Published online: 14 July 2005; | doi:10.1038/news050711-11
Alzheimer's symptoms reversed in mice
Switching off protein improves lab animals' memories.
Turning off the expression of tau proteins can reverse symptoms of dementia. © Getty
Mice with memory loss have had their condition reversed, a discovery that should help refine the search for a cure for Alzheimer's disease and other dementias.
The study also helps clarify the actual cause of dementia, which should give more focus to drug studies.
The brains of people with Alzheimer's and some 50 other forms of dementia are known to have certain characteristic features, including messy bundles of fibres in nerve cells called neurofibrillary tangles. But no one has been sure whether the tangles are a cause or symptom of dementia.
Mice engineered to massively overproduce a protein called tau tend to grow more of the tangles and display the same problems with memory and learning as humans with dementia. Researchers think that it is a certain version of the tau protein, rather than a simple over-abundance, that leads to the tangles.
It has been speculated that these tau proteins, rather than the tangles, kill nerve cells.
Untangling the cause
Karen Ashe, a neurobiologist at the University of Minnesota Medical School in Minneapolis, and her colleagues hoped to untangle this mystery.
"To tell you the truth, I expected them not to be able to get better." -Karen Ashe,
University of Minnesota Medical School
They trained mice to navigate a maze partly submerged in water, and watched for signs of memory loss. By the age of three months, mice genetically engineered to express 13 times too much tau protein couldn't remember the route to dry land, and had developed tangles in their brains.
But surprisingly, when the researchers turned off the switch promoting tau expression, the mice began to gain back some lost memory. "To tell you the truth, I expected them not to be able to get better," Ashe says.
The team reports in Science1 that the performance of the 'switched-off' engineered mice was roughly half as good as their normal counterparts, and twice as good as those that continued to overproduce tau. And their performance improved even through the tangles in their brains remained.
The results indicate that some variety of tau proteins, and not the tangles it promotes, is responsible for dementia-related memory loss.
But researchers are not yet sure which version of tau protein cause problems in the brain. That's the next step, says Ashe: "We have to figure out the molecular form of tau that is poisoning the neurons." That should give drug developers a better understanding of the molecules they should target.
But researchers caution that in the context of dementia, this is just half the story.

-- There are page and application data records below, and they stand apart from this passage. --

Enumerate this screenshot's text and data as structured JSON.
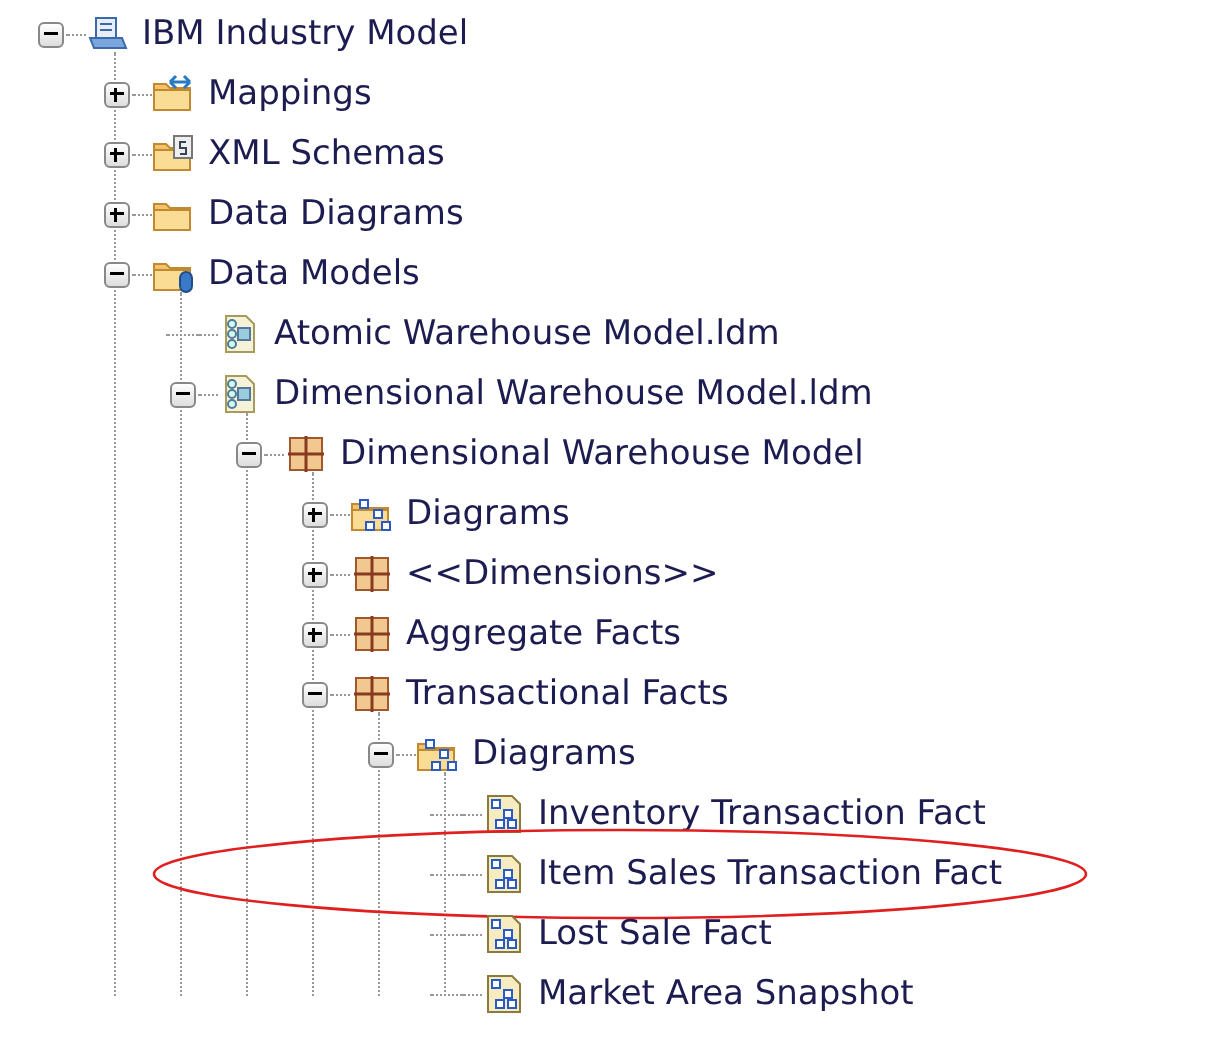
{
  "tree": [
    {
      "label": "IBM Industry Model",
      "kind": "project",
      "expanded": true,
      "children": [
        {
          "label": "Mappings",
          "kind": "mapping-folder",
          "expanded": false
        },
        {
          "label": "XML Schemas",
          "kind": "schema-folder",
          "expanded": false
        },
        {
          "label": "Data Diagrams",
          "kind": "folder",
          "expanded": false
        },
        {
          "label": "Data Models",
          "kind": "db-folder",
          "expanded": true,
          "children": [
            {
              "label": "Atomic Warehouse Model.ldm",
              "kind": "model-file"
            },
            {
              "label": "Dimensional Warehouse Model.ldm",
              "kind": "model-file",
              "expanded": true,
              "children": [
                {
                  "label": "Dimensional Warehouse Model",
                  "kind": "package",
                  "expanded": true,
                  "children": [
                    {
                      "label": "Diagrams",
                      "kind": "diagram-folder",
                      "expanded": false
                    },
                    {
                      "label": "<<Dimensions>>",
                      "kind": "package",
                      "expanded": false
                    },
                    {
                      "label": "Aggregate Facts",
                      "kind": "package",
                      "expanded": false
                    },
                    {
                      "label": "Transactional Facts",
                      "kind": "package",
                      "expanded": true,
                      "children": [
                        {
                          "label": "Diagrams",
                          "kind": "diagram-folder",
                          "expanded": true,
                          "children": [
                            {
                              "label": "Inventory Transaction Fact",
                              "kind": "diagram",
                              "highlighted": false
                            },
                            {
                              "label": "Item Sales Transaction Fact",
                              "kind": "diagram",
                              "highlighted": true
                            },
                            {
                              "label": "Lost Sale Fact",
                              "kind": "diagram",
                              "highlighted": false
                            },
                            {
                              "label": "Market Area Snapshot",
                              "kind": "diagram",
                              "highlighted": false
                            }
                          ]
                        }
                      ]
                    }
                  ]
                }
              ]
            }
          ]
        }
      ]
    }
  ]
}
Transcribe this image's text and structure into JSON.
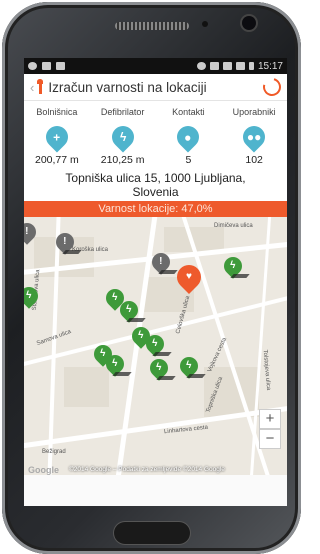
{
  "status_bar": {
    "time": "15:17"
  },
  "app_bar": {
    "title": "Izračun varnosti na lokaciji"
  },
  "stats": [
    {
      "label": "Bolnišnica",
      "value": "200,77 m",
      "icon": "plus-icon"
    },
    {
      "label": "Defibrilator",
      "value": "210,25 m",
      "icon": "bolt-icon"
    },
    {
      "label": "Kontakti",
      "value": "5",
      "icon": "person-icon"
    },
    {
      "label": "Uporabniki",
      "value": "102",
      "icon": "group-icon"
    }
  ],
  "address": "Topniška ulica 15, 1000 Ljubljana, Slovenia",
  "safety": "Varnost lokacije: 47,0%",
  "map": {
    "streets": [
      "Koroška ulica",
      "Dimičeva ulica",
      "Samova ulica",
      "Stanetova ulica",
      "Linhartova cesta",
      "Bežigrad",
      "Vojkova cesta",
      "Topniška ulica",
      "Celovška ulica",
      "Tolstojeva ulica"
    ],
    "zoom_in": "+",
    "zoom_out": "−",
    "logo": "Google",
    "attribution": "©2014 Google – Podatki za zemljevide ©2014 Google"
  },
  "colors": {
    "accent": "#ee5a2c",
    "pin_blue": "#4fb4cd",
    "pin_green": "#3e9a3a"
  }
}
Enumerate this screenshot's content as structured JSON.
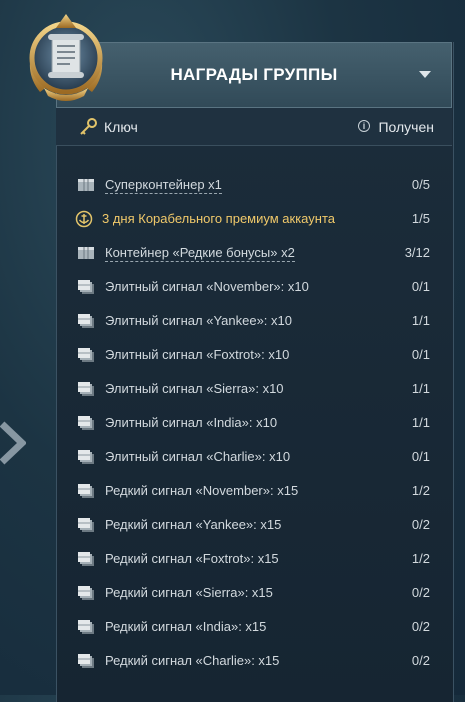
{
  "header": {
    "title": "НАГРАДЫ ГРУППЫ"
  },
  "keybar": {
    "key_label": "Ключ",
    "received_label": "Получен",
    "received_icon_glyph": "i"
  },
  "rewards": [
    {
      "icon": "container-icon",
      "name": "Суперконтейнер x1",
      "count": "0/5",
      "style": "dotted"
    },
    {
      "icon": "premium-anchor-icon",
      "name": "3 дня Корабельного премиум аккаунта",
      "count": "1/5",
      "style": "gold"
    },
    {
      "icon": "container-icon",
      "name": "Контейнер «Редкие бонусы» x2",
      "count": "3/12",
      "style": "dotted"
    },
    {
      "icon": "signal-flag-icon",
      "name": "Элитный сигнал «November»: x10",
      "count": "0/1",
      "style": "plain"
    },
    {
      "icon": "signal-flag-icon",
      "name": "Элитный сигнал «Yankee»: x10",
      "count": "1/1",
      "style": "plain"
    },
    {
      "icon": "signal-flag-icon",
      "name": "Элитный сигнал «Foxtrot»: x10",
      "count": "0/1",
      "style": "plain"
    },
    {
      "icon": "signal-flag-icon",
      "name": "Элитный сигнал «Sierra»: x10",
      "count": "1/1",
      "style": "plain"
    },
    {
      "icon": "signal-flag-icon",
      "name": "Элитный сигнал «India»: x10",
      "count": "1/1",
      "style": "plain"
    },
    {
      "icon": "signal-flag-icon",
      "name": "Элитный сигнал «Charlie»: x10",
      "count": "0/1",
      "style": "plain"
    },
    {
      "icon": "signal-flag-icon",
      "name": "Редкий сигнал «November»: x15",
      "count": "1/2",
      "style": "plain"
    },
    {
      "icon": "signal-flag-icon",
      "name": "Редкий сигнал «Yankee»: x15",
      "count": "0/2",
      "style": "plain"
    },
    {
      "icon": "signal-flag-icon",
      "name": "Редкий сигнал «Foxtrot»: x15",
      "count": "1/2",
      "style": "plain"
    },
    {
      "icon": "signal-flag-icon",
      "name": "Редкий сигнал «Sierra»: x15",
      "count": "0/2",
      "style": "plain"
    },
    {
      "icon": "signal-flag-icon",
      "name": "Редкий сигнал «India»: x15",
      "count": "0/2",
      "style": "plain"
    },
    {
      "icon": "signal-flag-icon",
      "name": "Редкий сигнал «Charlie»: x15",
      "count": "0/2",
      "style": "plain"
    }
  ],
  "colors": {
    "accent_gold": "#f0c96a",
    "text": "#d2d9de",
    "header_bg": "#3d5664"
  }
}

Alzheimer's patients also have plaques in their brains made of a protein compound called beta-amyloid. Most think that this also plays a role in causing memory loss. "This is a two-protein disease," says Ashe.

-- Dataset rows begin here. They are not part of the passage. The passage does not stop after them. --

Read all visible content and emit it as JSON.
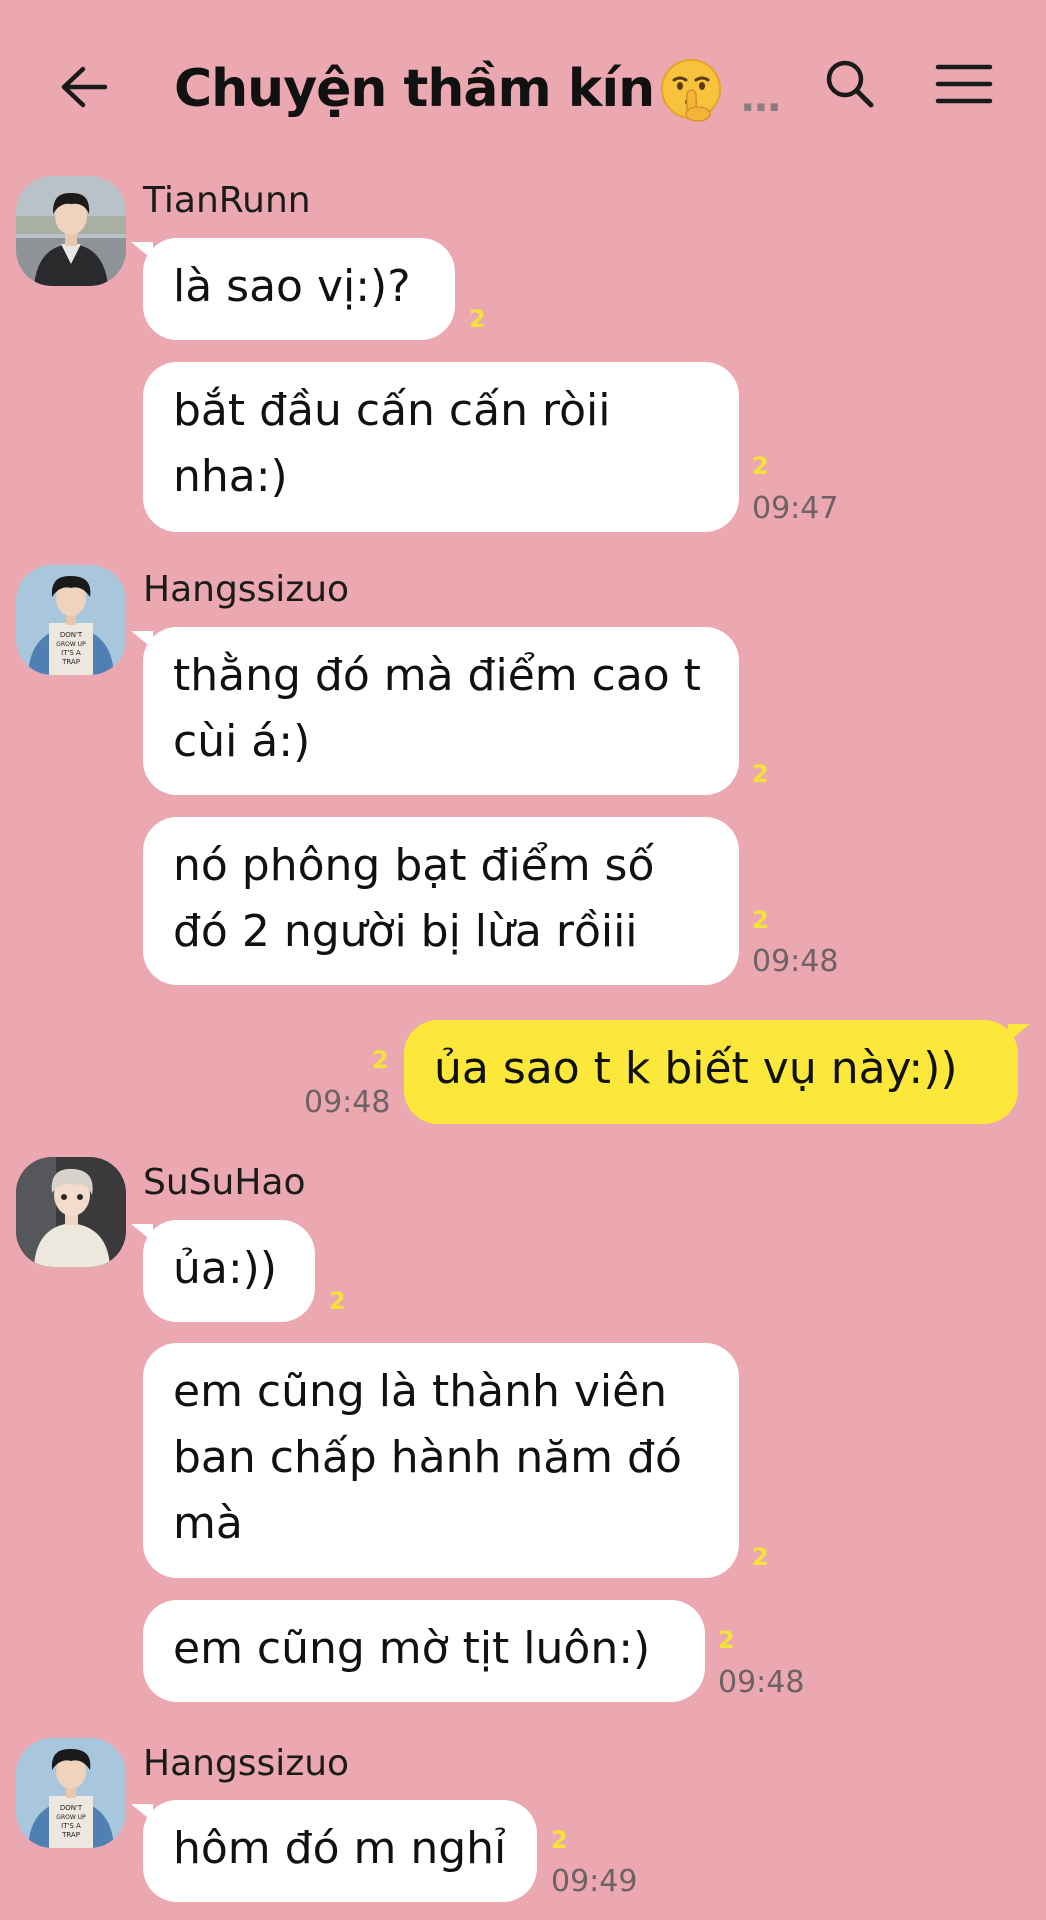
{
  "header": {
    "title": "Chuyện thầm kín",
    "more": "..."
  },
  "messages": [
    {
      "sender": "TianRunn",
      "text": "là sao vị:)?",
      "unread": "2"
    },
    {
      "text": "bắt đầu cấn cấn ròii nha:)",
      "unread": "2",
      "time": "09:47"
    },
    {
      "sender": "Hangssizuo",
      "text": "thằng đó mà điểm cao t cùi á:)",
      "unread": "2"
    },
    {
      "text": "nó phông bạt điểm số đó 2 người bị lừa rồiii",
      "unread": "2",
      "time": "09:48"
    },
    {
      "text": "ủa sao t k biết vụ này:))",
      "unread": "2",
      "time": "09:48",
      "mine": true
    },
    {
      "sender": "SuSuHao",
      "text": "ủa:))",
      "unread": "2"
    },
    {
      "text": "em cũng là thành viên ban chấp hành năm đó mà",
      "unread": "2"
    },
    {
      "text": "em cũng mờ tịt luôn:)",
      "unread": "2",
      "time": "09:48"
    },
    {
      "sender": "Hangssizuo",
      "text": "hôm đó m nghỉ",
      "unread": "2",
      "time": "09:49"
    }
  ],
  "avatar_shirt_text": [
    "DON'T",
    "GROW UP",
    "IT'S A",
    "TRAP"
  ],
  "colors": {
    "background": "#eba8b1",
    "bubble_other": "#ffffff",
    "bubble_mine": "#fbe83b",
    "unread": "#f2e23a"
  }
}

Here's to hoping we can make real progress in this! It's really amazing.